Southern Miss and Mississippi Gulf Coast Community College partnered to help combat the teacher shortage in Mississippi by creating a new pathway for high school students looking to teach.
“Everybody here knows that the state of Mississippi is in the midst of a teacher shortage,” Southern Miss president Rodney Bennett, Ph.D., said. “This new pathway will produce more highly qualified teachers for our state.”
MGCCC president Mary S. Graham, Ph.D., said this shortage of teachers is what started the conversation.
“Over the last five years, there’s been a 40 percent decrease in the number of education majors pursuing teacher’s certificates and teaching degrees,” Graham said.
Bennett said this new pathway will be more efficient in getting prospective teachers into class quicker. The program will be for hand-picked students at the high school junior and senior levels that want to work in elementary education and special education.
“Aptly named ‘Teacher’s College’ in reference to our Normal School heritage, this innovative program was designed to serve MGCCC collegiate academy students who want to become licensed teachers,” dean of the College of Health Trenton E. Gould, Ph.D., said.
These juniors and seniors will be dual-enrolled in their high school classes while taking courses at MGCCC to get their Associate’s. Once they finish the track on the coast, they will transfer to Southern Miss. Students that complete the track within two years will be eligible for the same licensure that five-year students complete.
According to Graham, MGCCC provides a pipeline of students for Southern Miss with over 70 percent of their graduates transferring to Southern Miss.
Both Bennett and Graham said they believe that their relationship together sets a powerful example for other colleges not just around Mississippi but also the entire country.
“We are a model of working together here in the state of Mississippi that many other states revel,” Institute of Higher Learning commissioner Alfred Rankins, Jr., Ph.D., said.
Rankins thanked the leaders of Southern Miss and MGCCC for stepping up and finding a creative way to solve Mississippi’s teacher issue.
“What a great day today is on the campus of the University of Southern Mississippi,” Rankins said. “This agreement speaks to the core of what state colleges and universities are all about.”
Rankins said he looked forward to more opportunities like this agreement across the state in the future.

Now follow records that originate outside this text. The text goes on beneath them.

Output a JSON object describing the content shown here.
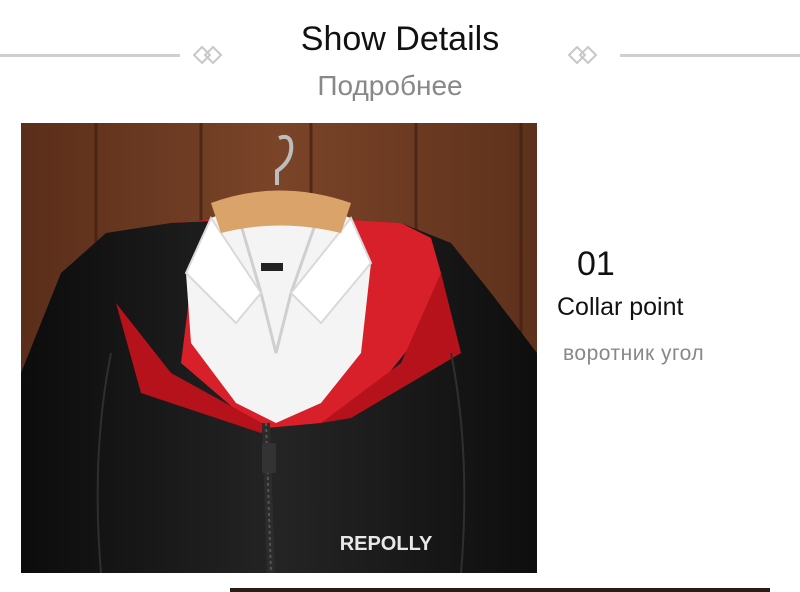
{
  "header": {
    "title": "Show Details",
    "subtitle": "Подробнее"
  },
  "detail": {
    "number": "01",
    "title": "Collar point",
    "subtitle": "воротник  угол"
  },
  "photo": {
    "brand_text": "REPOLLY",
    "colors": {
      "wood": "#6b3a22",
      "jacket": "#141414",
      "hood_lining": "#d8202a",
      "shirt": "#f4f4f4",
      "hanger": "#d9a36a"
    }
  },
  "colors": {
    "rule": "#cfcfcf",
    "title_text": "#111111",
    "sub_text": "#888888"
  }
}
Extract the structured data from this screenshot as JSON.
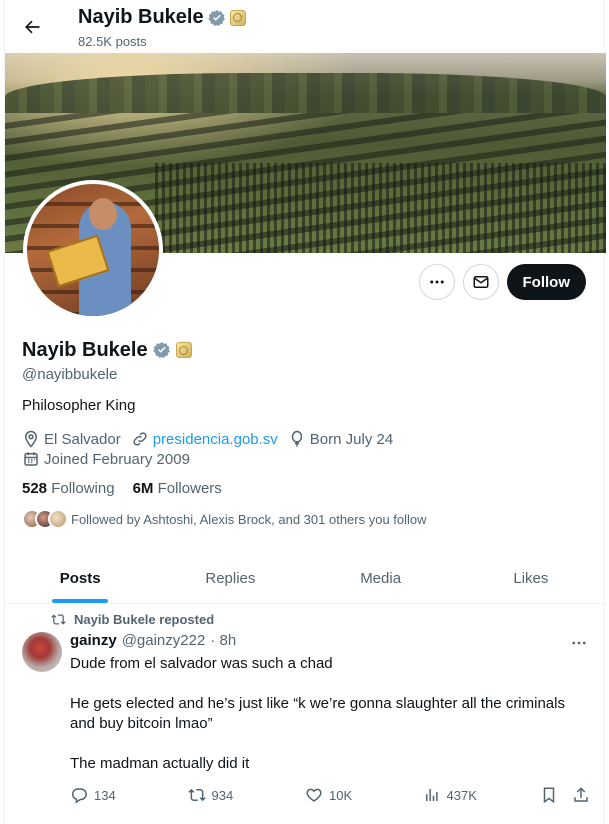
{
  "header": {
    "name": "Nayib Bukele",
    "posts_count": "82.5K posts"
  },
  "actions": {
    "follow_label": "Follow"
  },
  "profile": {
    "name": "Nayib Bukele",
    "handle": "@nayibbukele",
    "bio": "Philosopher King",
    "location": "El Salvador",
    "website": "presidencia.gob.sv",
    "birthday": "Born July 24",
    "joined": "Joined February 2009",
    "following_count": "528",
    "following_label": "Following",
    "followers_count": "6M",
    "followers_label": "Followers",
    "followed_by": "Followed by Ashtoshi, Alexis Brock, and 301 others you follow"
  },
  "tabs": [
    {
      "label": "Posts"
    },
    {
      "label": "Replies"
    },
    {
      "label": "Media"
    },
    {
      "label": "Likes"
    }
  ],
  "post": {
    "repost_label": "Nayib Bukele reposted",
    "author_name": "gainzy",
    "author_handle": "@gainzy222",
    "time": "· 8h",
    "text_lines": [
      "Dude from el salvador was such a chad",
      "He gets elected and he’s just like “k we’re gonna slaughter all the criminals and buy bitcoin lmao”",
      "The madman actually did it"
    ],
    "replies": "134",
    "reposts": "934",
    "likes": "10K",
    "views": "437K"
  },
  "colors": {
    "accent": "#1d9bf0",
    "text": "#0f1419",
    "muted": "#536471"
  }
}
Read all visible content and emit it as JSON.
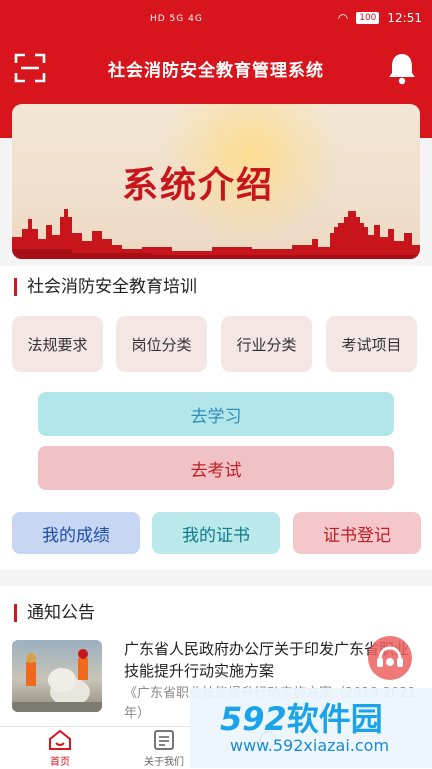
{
  "status_bar": {
    "signal_text": "HD 5G 4G",
    "battery": "100",
    "time": "12:51"
  },
  "header": {
    "title": "社会消防安全教育管理系统",
    "left_icon": "scan-icon",
    "right_icon": "bell-icon"
  },
  "banner": {
    "heading": "系统介绍"
  },
  "training": {
    "title": "社会消防安全教育培训",
    "categories": [
      "法规要求",
      "岗位分类",
      "行业分类",
      "考试项目"
    ],
    "study_label": "去学习",
    "exam_label": "去考试",
    "scores_label": "我的成绩",
    "certs_label": "我的证书",
    "register_label": "证书登记"
  },
  "notices": {
    "title": "通知公告",
    "items": [
      {
        "title": "广东省人民政府办公厅关于印发广东省职业技能提升行动实施方案",
        "desc": "《广东省职业技能提升行动实施方案（2019-2021年）"
      }
    ]
  },
  "bottom_nav": {
    "items": [
      {
        "label": "首页",
        "icon": "home-icon"
      },
      {
        "label": "关于我们",
        "icon": "about-icon"
      },
      {
        "label": "",
        "icon": "center-icon"
      }
    ]
  },
  "watermark": {
    "logo_num": "592",
    "logo_cn": "软件园",
    "url": "www.592xiazai.com"
  },
  "colors": {
    "brand_red": "#d8151c",
    "study_bg": "#b3e6ea",
    "exam_bg": "#f0c2c5",
    "scores_bg": "#c7d6f3",
    "certs_bg": "#b9e9ea",
    "register_bg": "#f4c8cb"
  }
}
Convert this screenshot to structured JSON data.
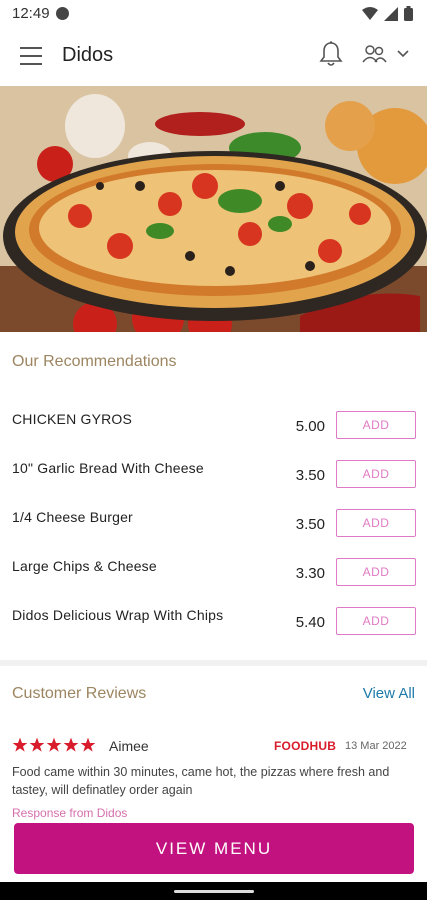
{
  "status_bar": {
    "time": "12:49"
  },
  "app_bar": {
    "title": "Didos"
  },
  "recommendations": {
    "title": "Our Recommendations",
    "items": [
      {
        "name": "CHICKEN GYROS",
        "price": "5.00",
        "action": "ADD"
      },
      {
        "name": "10\" Garlic Bread With Cheese",
        "price": "3.50",
        "action": "ADD"
      },
      {
        "name": "1/4 Cheese Burger",
        "price": "3.50",
        "action": "ADD"
      },
      {
        "name": "Large Chips & Cheese",
        "price": "3.30",
        "action": "ADD"
      },
      {
        "name": "Didos Delicious Wrap With Chips",
        "price": "5.40",
        "action": "ADD"
      }
    ]
  },
  "reviews": {
    "title": "Customer Reviews",
    "view_all": "View All",
    "items": [
      {
        "rating": 5,
        "reviewer": "Aimee",
        "source": "FOODHUB",
        "date": "13 Mar 2022",
        "text": "Food came within 30 minutes, came hot, the pizzas where fresh and tastey, will definatley order again",
        "response_label": "Response from Didos"
      }
    ]
  },
  "cta": {
    "view_menu": "VIEW MENU"
  },
  "colors": {
    "accent": "#c2127f",
    "add_border": "#e07ac4",
    "section_title": "#9c8560",
    "link": "#1e7aa8",
    "star": "#d81c2c"
  }
}
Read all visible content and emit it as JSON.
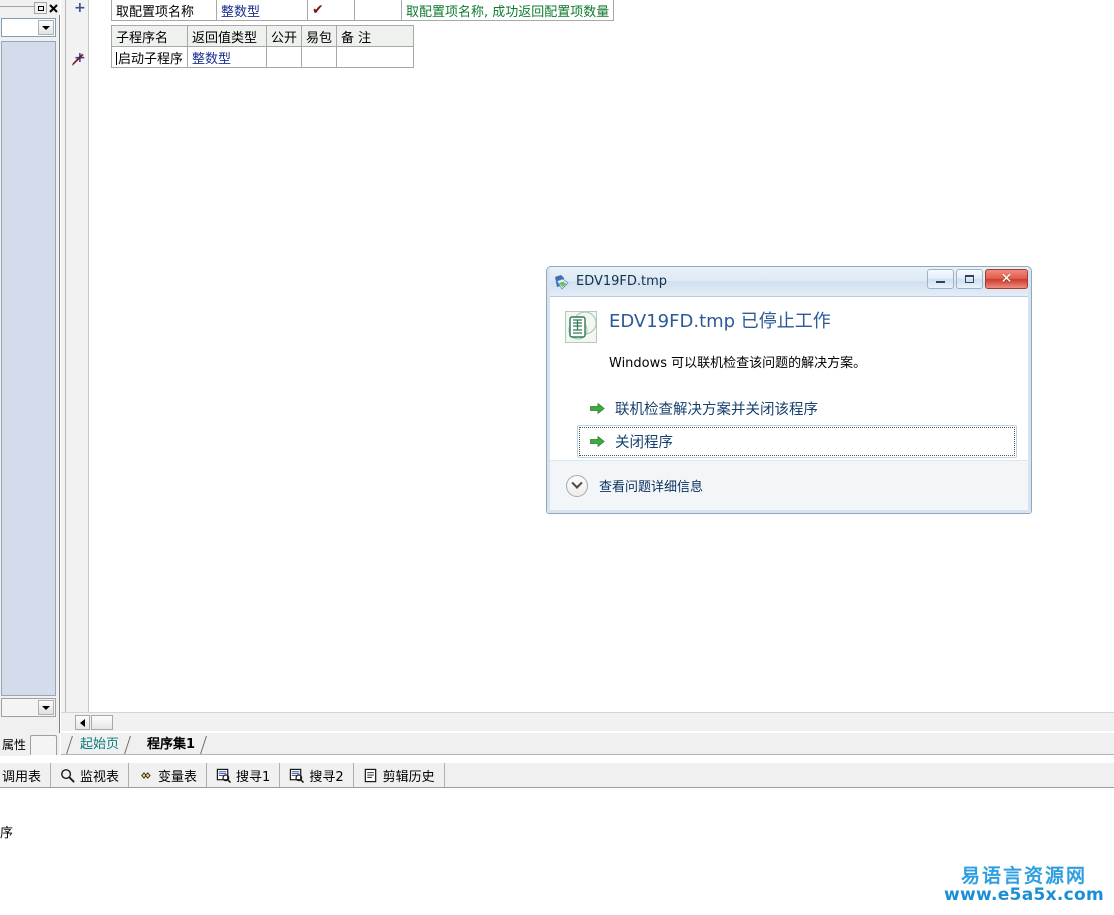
{
  "app": {
    "left_panel": {
      "restore_button": "□",
      "close_button": "×",
      "tab_label": "属性"
    },
    "interface_table": {
      "row": {
        "name": "取配置项名称",
        "return_type": "整数型",
        "public_mark": "✔",
        "package_mark": "",
        "comment": "取配置项名称, 成功返回配置项数量"
      }
    },
    "subroutine_table": {
      "headers": [
        "子程序名",
        "返回值类型",
        "公开",
        "易包",
        "备 注"
      ],
      "rows": [
        {
          "name": "启动子程序",
          "return_type": "整数型",
          "public": "",
          "package": "",
          "comment": ""
        }
      ]
    },
    "document_tabs": [
      {
        "label": "起始页",
        "active": false
      },
      {
        "label": "程序集1",
        "active": true
      }
    ],
    "tool_strip": [
      {
        "label": "调用表",
        "icon": "none"
      },
      {
        "label": "监视表",
        "icon": "magnifier-icon"
      },
      {
        "label": "变量表",
        "icon": "diamonds-icon"
      },
      {
        "label": "搜寻1",
        "icon": "search-window-icon"
      },
      {
        "label": "搜寻2",
        "icon": "search-window-icon"
      },
      {
        "label": "剪辑历史",
        "icon": "clipboard-icon"
      }
    ],
    "output_text": "序",
    "expand_markers": [
      "+",
      "+"
    ]
  },
  "crash_dialog": {
    "title": "EDV19FD.tmp",
    "window_buttons": {
      "minimize": "–",
      "maximize": "□",
      "close": "✕"
    },
    "headline": "EDV19FD.tmp 已停止工作",
    "subtext": "Windows 可以联机检查该问题的解决方案。",
    "actions": [
      {
        "label": "联机检查解决方案并关闭该程序",
        "focused": false
      },
      {
        "label": "关闭程序",
        "focused": true
      }
    ],
    "footer_label": "查看问题详细信息"
  },
  "watermark": {
    "chinese": "易语言资源网",
    "url": "www.e5a5x.com"
  },
  "colors": {
    "headline_blue": "#2b5a96",
    "arrow_green": "#2e9b2e",
    "comment_green": "#0f7a2e",
    "type_blue": "#1b2f8f",
    "check_dark_red": "#7a1717",
    "tab_teal": "#0a7b7b",
    "watermark_blue": "#2f9fe0",
    "panel_grid_blue": "#d3dcea"
  }
}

“The University of Southern Mississippi remains committed to meeting the needs of our state by providing high-quality education and research to all students,” Bennett said. “I cannot be more excited to collaborate with our colleagues and alumni from Mississippi Gulf Coast Community College.”
photo courtesy MGCCC on Twitter